The second man is King Solomon, credited as the wisest and richest and most powerful king in the Bible.

The dots begin to connect as the viewer gradually sees Mackey through Burnside’s eyes. Burnside creates a bold commemorative piece of art that recognizes Mackey’s memory and status as a leader at what he did. Mackey’s face is given life with the vivid use of color. The yellows and browns seem to reflect the very light of the sun. The artist chose the color purple to fill the space to the left of Mackey’s face, undoubtedly a reference to the esteem Burnside feels Mackey deserves.

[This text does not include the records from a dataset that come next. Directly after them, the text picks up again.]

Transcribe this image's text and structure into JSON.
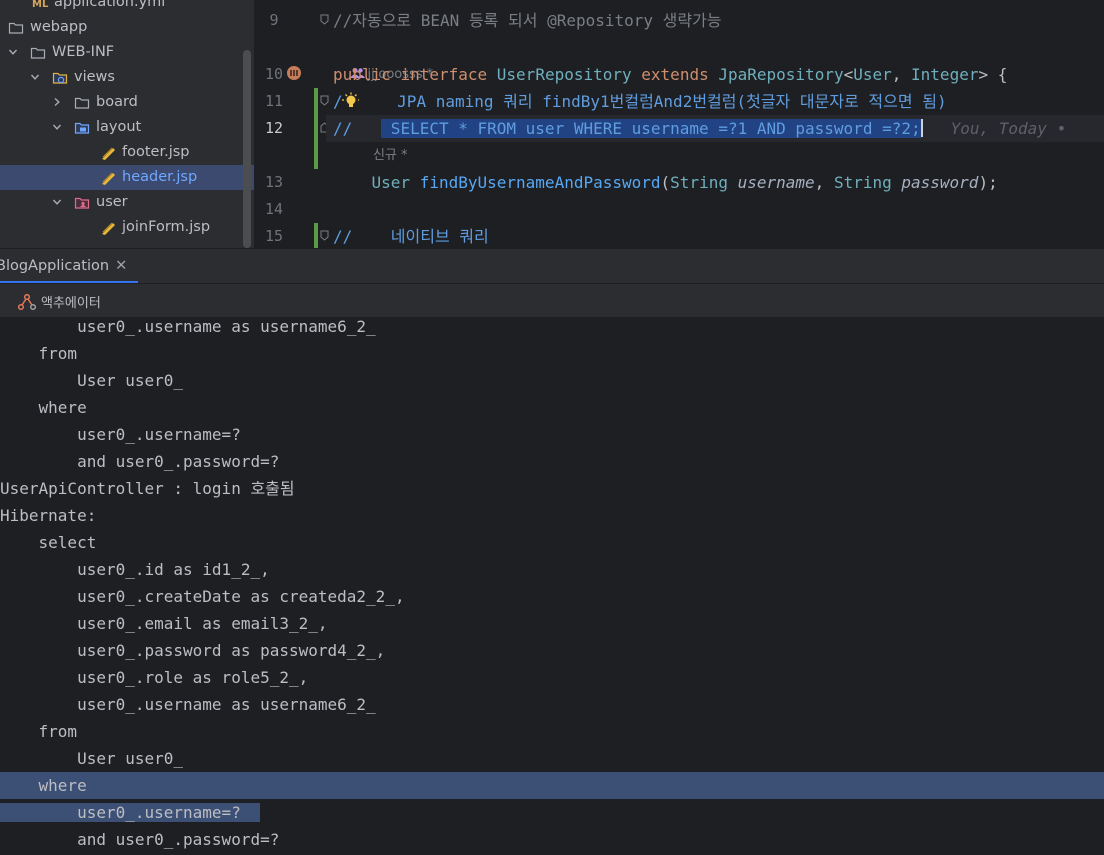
{
  "project_tree": [
    {
      "label": "application.yml",
      "icon": "yaml-file-icon",
      "chevron": "",
      "indent": 32
    },
    {
      "label": "webapp",
      "icon": "folder-icon",
      "chevron": "",
      "indent": 8
    },
    {
      "label": "WEB-INF",
      "icon": "folder-icon",
      "chevron": "down",
      "indent": 30
    },
    {
      "label": "views",
      "icon": "web-folder-icon",
      "chevron": "down",
      "indent": 52
    },
    {
      "label": "board",
      "icon": "folder-icon",
      "chevron": "right",
      "indent": 74
    },
    {
      "label": "layout",
      "icon": "layout-folder-icon",
      "chevron": "down",
      "indent": 74
    },
    {
      "label": "footer.jsp",
      "icon": "jsp-file-icon",
      "chevron": "",
      "indent": 100
    },
    {
      "label": "header.jsp",
      "icon": "jsp-file-icon",
      "chevron": "",
      "indent": 100,
      "selected": true
    },
    {
      "label": "user",
      "icon": "user-folder-icon",
      "chevron": "down",
      "indent": 74
    },
    {
      "label": "joinForm.jsp",
      "icon": "jsp-file-icon",
      "chevron": "",
      "indent": 100
    }
  ],
  "editor": {
    "line9": "9",
    "line9_code": "//자동으로 BEAN 등록 되서 @Repository 생략가능",
    "author_hint": "jjjooosss *",
    "line10": "10",
    "line10_kw1": "public",
    "line10_kw2": "interface",
    "line10_name": "UserRepository",
    "line10_kw3": "extends",
    "line10_base": "JpaRepository",
    "line10_lt": "<",
    "line10_t1": "User",
    "line10_comma": ", ",
    "line10_t2": "Integer",
    "line10_gt": "> {",
    "line11": "11",
    "line11_code": "    JPA naming 쿼리 findBy1번컬럼And2번컬럼(첫글자 대문자로 적으면 됨)",
    "line12": "12",
    "line12_prefix": "//   ",
    "line12_selected": " SELECT * FROM user WHERE username =?1 AND password =?2;",
    "line12_ghost": "You, Today •",
    "new_hint": "신규 *",
    "line13": "13",
    "line13_type": "User",
    "line13_method": "findByUsernameAndPassword",
    "line13_open": "(",
    "line13_ptype1": "String",
    "line13_p1": "username",
    "line13_sep": ", ",
    "line13_ptype2": "String",
    "line13_p2": "password",
    "line13_close": ");",
    "line14": "14",
    "line15": "15",
    "line15_code": "//    네이티브 쿼리"
  },
  "run_panel": {
    "tab_label": "BlogApplication",
    "tab_close": "✕",
    "actuator_label": "액추에이터"
  },
  "console": [
    "        user0_.username as username6_2_",
    "    from",
    "        User user0_",
    "    where",
    "        user0_.username=?",
    "        and user0_.password=?",
    "UserApiController : login 호출됨",
    "Hibernate: ",
    "    select",
    "        user0_.id as id1_2_,",
    "        user0_.createDate as createda2_2_,",
    "        user0_.email as email3_2_,",
    "        user0_.password as password4_2_,",
    "        user0_.role as role5_2_,",
    "        user0_.username as username6_2_",
    "    from",
    "        User user0_",
    "    where",
    "        user0_.username=?",
    "        and user0_.password=?"
  ],
  "colors": {
    "accent": "#3574f0",
    "selection": "#3c4f74",
    "change_marker": "#5c9a4a"
  }
}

The croton leaves, a native plant grown in The Bahamas, are placed to the upper right of the canvas. It would not be too far removed to say that this alludes to the vibrancy of Mackey’s culture and his deep roots in The Bahamas. Behind Mackey’s right shoulder Burnside placed a view of the sea, another clear symbol of Mackey’s Caribbean roots. The viewer shouldn’t ignore the crown that sits snugly over Mackey’s locks, this is Burnside’s assertion of Mackey’s wisdom and kingly status in Bahamian history.

We sympathize with the viewer who pauses expectantly in front of the image waiting on Mackey to burst into song. The peaceful gaze itself readies the viewer for a calm, wise word that only a king could give. Perhaps you’ll have a different experience all together, but there is only one way to find out.

-NP

Visit the NAGB today and see Burnside’s “Solomon” for yourself. Feel free to send us a comment or email, we look forward to hearing from you!